4. The improved method of treating the surface of a synthetic organic material to alter the properties thereof, comprising disposing a pair of spaced electrodes along and in close proximity to said surface, said electrodes having opposite confronting discharge edges and at least one of said electrodes having a covering of electrical insulating material, and applying a voltage between said electrodes sulficient to establish a high voltage electric discharge between said edges which extends in a direction along and in close proximity and substantially parallel to said surface.

5. The method according to claim 4, wherein said discharge edges are disposed substantially in contact with said surface.

6. The method according to claim 4, wherein said voltage is fluctuating.

7. The method according to claim 4, wherein said voltage is alternating.

8. The method according to claim 4, wherein said discharge edges are sharp and substantially parallel to each other.

9. The method according to claim 4, including the step References Cited in the file of this patent UNITED STATES PATENTS 2,397,615 Mittelmann Apr. 2, 1946 2,810,933 Pierce Oct. 29, 1957 2,859,480 Berthold Nov. 11, 1958 2,894,139 Magruder et al. July 7, 1959 2,923,964 Plonsky Feb. 9, 1960 2,969,463 McDonald Jan. 24, 1961 3,021,270 Tarbox et a1 Feb. 13, 1962 3,057,792 Frohlich Oct. 9, 1962 OTHER REFERENCES Vosmaer: Ozone (1916), pages 56-59 and 73.
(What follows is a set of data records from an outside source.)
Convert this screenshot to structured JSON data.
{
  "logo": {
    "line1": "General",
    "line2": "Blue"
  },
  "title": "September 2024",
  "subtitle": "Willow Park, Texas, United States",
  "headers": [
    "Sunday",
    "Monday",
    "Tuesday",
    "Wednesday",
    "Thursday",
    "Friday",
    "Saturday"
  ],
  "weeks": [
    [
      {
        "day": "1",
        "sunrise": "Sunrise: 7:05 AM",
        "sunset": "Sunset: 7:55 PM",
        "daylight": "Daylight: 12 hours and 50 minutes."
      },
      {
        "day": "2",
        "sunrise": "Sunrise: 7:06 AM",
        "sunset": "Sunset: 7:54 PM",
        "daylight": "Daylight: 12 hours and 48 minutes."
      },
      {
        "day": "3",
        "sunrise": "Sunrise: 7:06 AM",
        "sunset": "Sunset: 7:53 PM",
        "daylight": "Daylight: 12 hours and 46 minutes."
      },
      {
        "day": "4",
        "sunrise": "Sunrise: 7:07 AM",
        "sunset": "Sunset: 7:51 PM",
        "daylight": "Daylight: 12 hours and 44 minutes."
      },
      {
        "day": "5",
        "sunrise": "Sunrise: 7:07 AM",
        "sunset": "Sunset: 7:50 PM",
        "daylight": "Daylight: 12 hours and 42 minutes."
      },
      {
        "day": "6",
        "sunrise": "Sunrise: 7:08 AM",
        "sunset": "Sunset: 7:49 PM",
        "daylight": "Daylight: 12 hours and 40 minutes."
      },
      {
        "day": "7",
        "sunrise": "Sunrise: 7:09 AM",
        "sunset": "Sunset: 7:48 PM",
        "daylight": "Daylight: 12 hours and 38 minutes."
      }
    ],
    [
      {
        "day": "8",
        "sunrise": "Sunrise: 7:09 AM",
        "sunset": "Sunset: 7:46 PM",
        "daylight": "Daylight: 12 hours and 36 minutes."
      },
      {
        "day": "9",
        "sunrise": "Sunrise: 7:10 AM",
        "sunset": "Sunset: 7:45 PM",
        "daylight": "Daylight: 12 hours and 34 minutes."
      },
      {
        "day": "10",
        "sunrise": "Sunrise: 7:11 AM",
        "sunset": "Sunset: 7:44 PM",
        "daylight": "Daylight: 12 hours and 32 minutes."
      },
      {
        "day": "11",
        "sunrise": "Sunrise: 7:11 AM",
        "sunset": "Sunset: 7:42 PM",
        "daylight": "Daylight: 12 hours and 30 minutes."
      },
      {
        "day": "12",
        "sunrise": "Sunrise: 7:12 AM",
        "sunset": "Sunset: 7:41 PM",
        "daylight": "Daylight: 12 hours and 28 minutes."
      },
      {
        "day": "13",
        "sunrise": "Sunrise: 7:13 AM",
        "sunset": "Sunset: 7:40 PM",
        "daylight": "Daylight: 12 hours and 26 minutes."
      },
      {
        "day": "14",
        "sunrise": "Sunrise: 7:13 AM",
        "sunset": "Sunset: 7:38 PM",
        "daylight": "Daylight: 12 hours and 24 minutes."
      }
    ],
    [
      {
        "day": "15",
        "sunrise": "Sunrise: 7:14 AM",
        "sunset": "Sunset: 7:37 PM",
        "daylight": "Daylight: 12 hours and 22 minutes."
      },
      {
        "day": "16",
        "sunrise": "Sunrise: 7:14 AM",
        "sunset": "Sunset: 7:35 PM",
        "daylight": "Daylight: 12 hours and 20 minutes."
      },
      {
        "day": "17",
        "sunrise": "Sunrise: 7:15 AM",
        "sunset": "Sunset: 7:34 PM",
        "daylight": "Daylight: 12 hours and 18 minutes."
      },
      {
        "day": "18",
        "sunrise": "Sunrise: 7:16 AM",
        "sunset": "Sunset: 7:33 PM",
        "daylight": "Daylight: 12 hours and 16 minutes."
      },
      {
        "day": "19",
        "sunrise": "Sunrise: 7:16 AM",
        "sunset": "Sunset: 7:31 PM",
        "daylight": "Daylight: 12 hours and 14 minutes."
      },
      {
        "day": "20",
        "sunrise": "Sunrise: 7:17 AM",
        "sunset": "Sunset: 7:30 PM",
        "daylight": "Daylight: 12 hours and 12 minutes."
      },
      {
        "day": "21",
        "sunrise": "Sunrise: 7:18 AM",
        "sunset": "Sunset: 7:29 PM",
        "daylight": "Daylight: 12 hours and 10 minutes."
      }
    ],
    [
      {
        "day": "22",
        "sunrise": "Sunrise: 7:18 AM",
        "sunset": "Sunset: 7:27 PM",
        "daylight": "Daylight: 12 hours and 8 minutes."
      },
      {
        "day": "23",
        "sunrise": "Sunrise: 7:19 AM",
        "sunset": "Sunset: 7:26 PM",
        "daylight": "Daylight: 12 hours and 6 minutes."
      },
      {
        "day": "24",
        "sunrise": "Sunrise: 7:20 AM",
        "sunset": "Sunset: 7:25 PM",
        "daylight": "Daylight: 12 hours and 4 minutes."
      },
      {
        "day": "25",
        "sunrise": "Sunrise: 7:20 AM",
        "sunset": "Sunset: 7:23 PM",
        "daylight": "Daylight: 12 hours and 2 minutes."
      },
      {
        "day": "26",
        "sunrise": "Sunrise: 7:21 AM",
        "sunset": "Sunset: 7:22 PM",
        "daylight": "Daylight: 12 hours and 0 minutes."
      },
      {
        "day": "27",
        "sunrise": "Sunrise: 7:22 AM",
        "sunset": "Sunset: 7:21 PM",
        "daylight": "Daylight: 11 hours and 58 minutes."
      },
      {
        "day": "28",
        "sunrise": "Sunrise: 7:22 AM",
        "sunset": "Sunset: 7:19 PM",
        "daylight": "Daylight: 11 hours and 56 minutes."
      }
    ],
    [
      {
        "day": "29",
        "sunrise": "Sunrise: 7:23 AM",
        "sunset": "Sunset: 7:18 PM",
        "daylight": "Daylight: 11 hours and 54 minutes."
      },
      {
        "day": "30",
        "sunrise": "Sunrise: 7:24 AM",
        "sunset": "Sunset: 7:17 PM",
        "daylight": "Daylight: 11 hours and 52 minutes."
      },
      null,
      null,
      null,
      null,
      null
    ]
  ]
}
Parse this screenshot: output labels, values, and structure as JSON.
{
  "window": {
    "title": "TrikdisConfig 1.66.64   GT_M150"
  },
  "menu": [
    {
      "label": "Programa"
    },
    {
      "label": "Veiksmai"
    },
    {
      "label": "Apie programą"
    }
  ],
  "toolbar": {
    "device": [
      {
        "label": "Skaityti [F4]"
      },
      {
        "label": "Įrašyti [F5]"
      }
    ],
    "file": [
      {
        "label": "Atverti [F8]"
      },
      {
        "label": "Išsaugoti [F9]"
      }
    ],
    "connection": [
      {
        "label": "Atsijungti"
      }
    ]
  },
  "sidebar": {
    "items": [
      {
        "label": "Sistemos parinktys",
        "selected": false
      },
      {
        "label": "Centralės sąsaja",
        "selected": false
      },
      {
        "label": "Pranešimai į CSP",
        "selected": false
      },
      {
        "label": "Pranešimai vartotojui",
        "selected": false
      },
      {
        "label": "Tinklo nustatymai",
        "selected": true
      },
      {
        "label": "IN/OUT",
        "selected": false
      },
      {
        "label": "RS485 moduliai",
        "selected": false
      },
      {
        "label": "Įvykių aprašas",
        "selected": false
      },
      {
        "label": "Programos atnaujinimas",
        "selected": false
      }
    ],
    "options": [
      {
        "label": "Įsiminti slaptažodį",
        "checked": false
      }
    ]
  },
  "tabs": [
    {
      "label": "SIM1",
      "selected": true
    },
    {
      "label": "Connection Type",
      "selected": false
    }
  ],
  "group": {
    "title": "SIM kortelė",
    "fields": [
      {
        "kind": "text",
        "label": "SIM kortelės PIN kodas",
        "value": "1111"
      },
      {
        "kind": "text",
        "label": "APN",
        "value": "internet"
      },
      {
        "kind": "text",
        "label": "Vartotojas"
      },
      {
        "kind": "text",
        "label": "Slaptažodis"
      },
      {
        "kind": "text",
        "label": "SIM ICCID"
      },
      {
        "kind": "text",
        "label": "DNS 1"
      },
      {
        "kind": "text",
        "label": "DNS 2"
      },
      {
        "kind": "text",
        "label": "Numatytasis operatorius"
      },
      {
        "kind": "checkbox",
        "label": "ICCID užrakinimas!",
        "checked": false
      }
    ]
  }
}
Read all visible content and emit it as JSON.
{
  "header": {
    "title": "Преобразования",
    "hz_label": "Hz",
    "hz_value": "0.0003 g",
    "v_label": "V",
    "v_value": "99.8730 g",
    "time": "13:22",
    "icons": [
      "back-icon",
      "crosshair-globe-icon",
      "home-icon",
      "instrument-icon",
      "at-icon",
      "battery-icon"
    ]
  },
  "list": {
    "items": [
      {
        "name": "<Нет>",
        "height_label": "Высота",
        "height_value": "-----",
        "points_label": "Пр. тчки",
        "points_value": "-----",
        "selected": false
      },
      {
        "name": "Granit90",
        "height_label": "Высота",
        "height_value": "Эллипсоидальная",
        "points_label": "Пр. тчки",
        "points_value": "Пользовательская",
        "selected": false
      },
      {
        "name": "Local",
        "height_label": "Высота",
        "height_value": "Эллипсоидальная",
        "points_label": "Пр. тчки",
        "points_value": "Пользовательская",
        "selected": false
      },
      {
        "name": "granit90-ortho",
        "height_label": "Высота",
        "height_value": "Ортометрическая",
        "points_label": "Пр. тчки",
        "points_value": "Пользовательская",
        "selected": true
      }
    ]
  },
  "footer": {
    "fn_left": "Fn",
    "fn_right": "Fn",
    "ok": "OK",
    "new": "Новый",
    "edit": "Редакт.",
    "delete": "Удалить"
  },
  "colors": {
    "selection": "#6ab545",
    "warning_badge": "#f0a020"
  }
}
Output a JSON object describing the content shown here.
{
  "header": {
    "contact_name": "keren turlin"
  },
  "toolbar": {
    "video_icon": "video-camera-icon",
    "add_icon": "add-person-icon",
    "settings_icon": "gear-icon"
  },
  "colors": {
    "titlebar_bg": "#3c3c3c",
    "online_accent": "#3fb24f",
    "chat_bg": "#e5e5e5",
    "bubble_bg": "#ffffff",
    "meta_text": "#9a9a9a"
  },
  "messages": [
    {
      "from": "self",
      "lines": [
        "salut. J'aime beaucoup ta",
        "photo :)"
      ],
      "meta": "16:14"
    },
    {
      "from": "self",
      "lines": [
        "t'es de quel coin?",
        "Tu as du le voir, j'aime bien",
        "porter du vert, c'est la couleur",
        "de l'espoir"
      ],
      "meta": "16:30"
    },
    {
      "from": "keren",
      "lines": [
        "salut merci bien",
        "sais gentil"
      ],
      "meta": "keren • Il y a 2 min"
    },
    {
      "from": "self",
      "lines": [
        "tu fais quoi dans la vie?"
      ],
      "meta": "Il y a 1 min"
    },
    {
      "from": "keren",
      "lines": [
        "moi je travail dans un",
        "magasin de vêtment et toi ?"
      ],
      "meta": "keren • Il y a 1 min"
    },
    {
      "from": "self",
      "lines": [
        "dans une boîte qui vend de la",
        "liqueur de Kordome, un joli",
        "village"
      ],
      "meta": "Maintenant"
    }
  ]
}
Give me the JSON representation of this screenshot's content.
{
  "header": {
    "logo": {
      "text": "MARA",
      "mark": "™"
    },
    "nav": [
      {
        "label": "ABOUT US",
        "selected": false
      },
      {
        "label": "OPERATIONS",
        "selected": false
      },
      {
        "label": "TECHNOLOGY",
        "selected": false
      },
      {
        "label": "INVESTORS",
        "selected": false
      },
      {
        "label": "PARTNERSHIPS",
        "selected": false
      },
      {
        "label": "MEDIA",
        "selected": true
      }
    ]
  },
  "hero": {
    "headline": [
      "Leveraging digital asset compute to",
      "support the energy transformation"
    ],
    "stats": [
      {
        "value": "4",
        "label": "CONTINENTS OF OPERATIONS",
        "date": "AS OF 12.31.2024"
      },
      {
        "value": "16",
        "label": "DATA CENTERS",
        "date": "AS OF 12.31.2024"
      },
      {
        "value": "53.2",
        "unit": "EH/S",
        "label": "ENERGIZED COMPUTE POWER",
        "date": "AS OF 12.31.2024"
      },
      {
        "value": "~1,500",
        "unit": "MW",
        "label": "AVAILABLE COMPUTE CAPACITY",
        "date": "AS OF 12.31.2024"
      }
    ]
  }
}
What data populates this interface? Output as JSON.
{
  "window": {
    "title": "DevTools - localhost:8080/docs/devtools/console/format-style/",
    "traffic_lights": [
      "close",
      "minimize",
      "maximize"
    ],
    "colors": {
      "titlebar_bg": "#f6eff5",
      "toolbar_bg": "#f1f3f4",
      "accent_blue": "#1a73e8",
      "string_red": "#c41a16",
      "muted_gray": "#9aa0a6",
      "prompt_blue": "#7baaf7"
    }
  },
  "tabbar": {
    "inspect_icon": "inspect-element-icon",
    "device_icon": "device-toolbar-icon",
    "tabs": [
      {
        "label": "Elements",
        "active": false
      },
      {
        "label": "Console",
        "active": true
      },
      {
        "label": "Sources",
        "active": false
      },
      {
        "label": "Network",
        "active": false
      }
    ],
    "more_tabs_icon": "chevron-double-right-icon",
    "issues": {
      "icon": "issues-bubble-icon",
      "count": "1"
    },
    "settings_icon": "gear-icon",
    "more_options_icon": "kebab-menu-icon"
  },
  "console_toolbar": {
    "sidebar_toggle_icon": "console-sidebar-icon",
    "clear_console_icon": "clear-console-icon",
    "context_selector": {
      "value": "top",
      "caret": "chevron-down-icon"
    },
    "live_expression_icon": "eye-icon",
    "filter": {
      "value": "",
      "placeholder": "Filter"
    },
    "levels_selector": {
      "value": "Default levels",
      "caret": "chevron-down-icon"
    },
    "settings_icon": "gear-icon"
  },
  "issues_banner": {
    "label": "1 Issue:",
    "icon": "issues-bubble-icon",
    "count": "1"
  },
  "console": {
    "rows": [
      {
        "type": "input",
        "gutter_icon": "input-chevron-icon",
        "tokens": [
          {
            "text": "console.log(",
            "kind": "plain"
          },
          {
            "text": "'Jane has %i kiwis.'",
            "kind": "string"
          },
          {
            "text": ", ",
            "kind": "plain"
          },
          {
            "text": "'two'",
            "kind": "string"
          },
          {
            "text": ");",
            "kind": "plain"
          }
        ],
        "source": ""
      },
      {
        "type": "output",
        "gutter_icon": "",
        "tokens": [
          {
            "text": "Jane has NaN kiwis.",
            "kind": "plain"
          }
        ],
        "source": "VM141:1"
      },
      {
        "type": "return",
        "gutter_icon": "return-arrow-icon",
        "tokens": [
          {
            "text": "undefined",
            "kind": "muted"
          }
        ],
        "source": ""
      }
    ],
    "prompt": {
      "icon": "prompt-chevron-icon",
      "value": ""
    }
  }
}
Patent Citations
Cited PatentFiling datePublication dateApplicantTitle
US2397615 *Nov 3, 1941Apr 2, 1946Eugen MittelmannApparatus for drying materials
US2810933 *Feb 9, 1952Oct 29, 1957Union Carbide CorpApparatus for and method of treating plastic film
US2859480 *Dec 13, 1954Nov 11, 1958Olin MathiesonMethod of treating polyethylene sheet material
US2894139 *Jul 10, 1956Jul 7, 1959Injection Molding CompanyApparatus for treating polyethylene containers for printing
US2923964 *Dec 22, 1953Feb 9, 1960 Treatment of surfaces of polyethylene resins
US2969463 *Mar 16, 1959Jan 24, 1961 Plastics-treating apparatus
US3021270 *Oct 6, 1958Feb 13, 1962Union Carbide CorpTreating plastic articles
US3057792 *Dec 22, 1958Oct 9, 1962Siemens AgMethod for improving the imprintability of synthetic material
Referenced by
Citing PatentFiling datePublication dateApplicantTitle
US3284277 *Jun 14, 1965Nov 8, 1966Du PontLaminar structures of polyvinyl fluoride and method of manufacture
US4051044 *Dec 29, 1975Sep 27, 1977Softal Elektronik Erik Blumenfeld KgElectric discharge surface treating apparatus
US5038036 *Jan 18, 1990Aug 6, 1991Nippon Paint Co., Ltd.Corona discharge processing apparatus
US5102738 *Nov 1, 1990Apr 7, 1992Kimberly-Clark CorporationHigh hydrohead fibrous porous web with improved retentive absorption and acquision rate
US5112690 *Nov 1, 1990May 12, 1992Kimberly-Clark CorporationLow hydrohead fibrous porous web with improved retentive wettability
US20150367540 *Jun 20, 2014Dec 24, 2015Palo Alto Research Center IncorporatedIntegral vasculature
EP2282001A2Jun 16, 2010Feb 9, 2011Swelltec LimitedImprovements to swellable apparatus and materials therefor
Classifications
U.S. Classification204/168, 216/33, 422/186.5, 216/58, 250/326
International ClassificationB29C59/00, B29C59/10
Cooperative ClassificationB29C59/106
European ClassificationB29C59/10C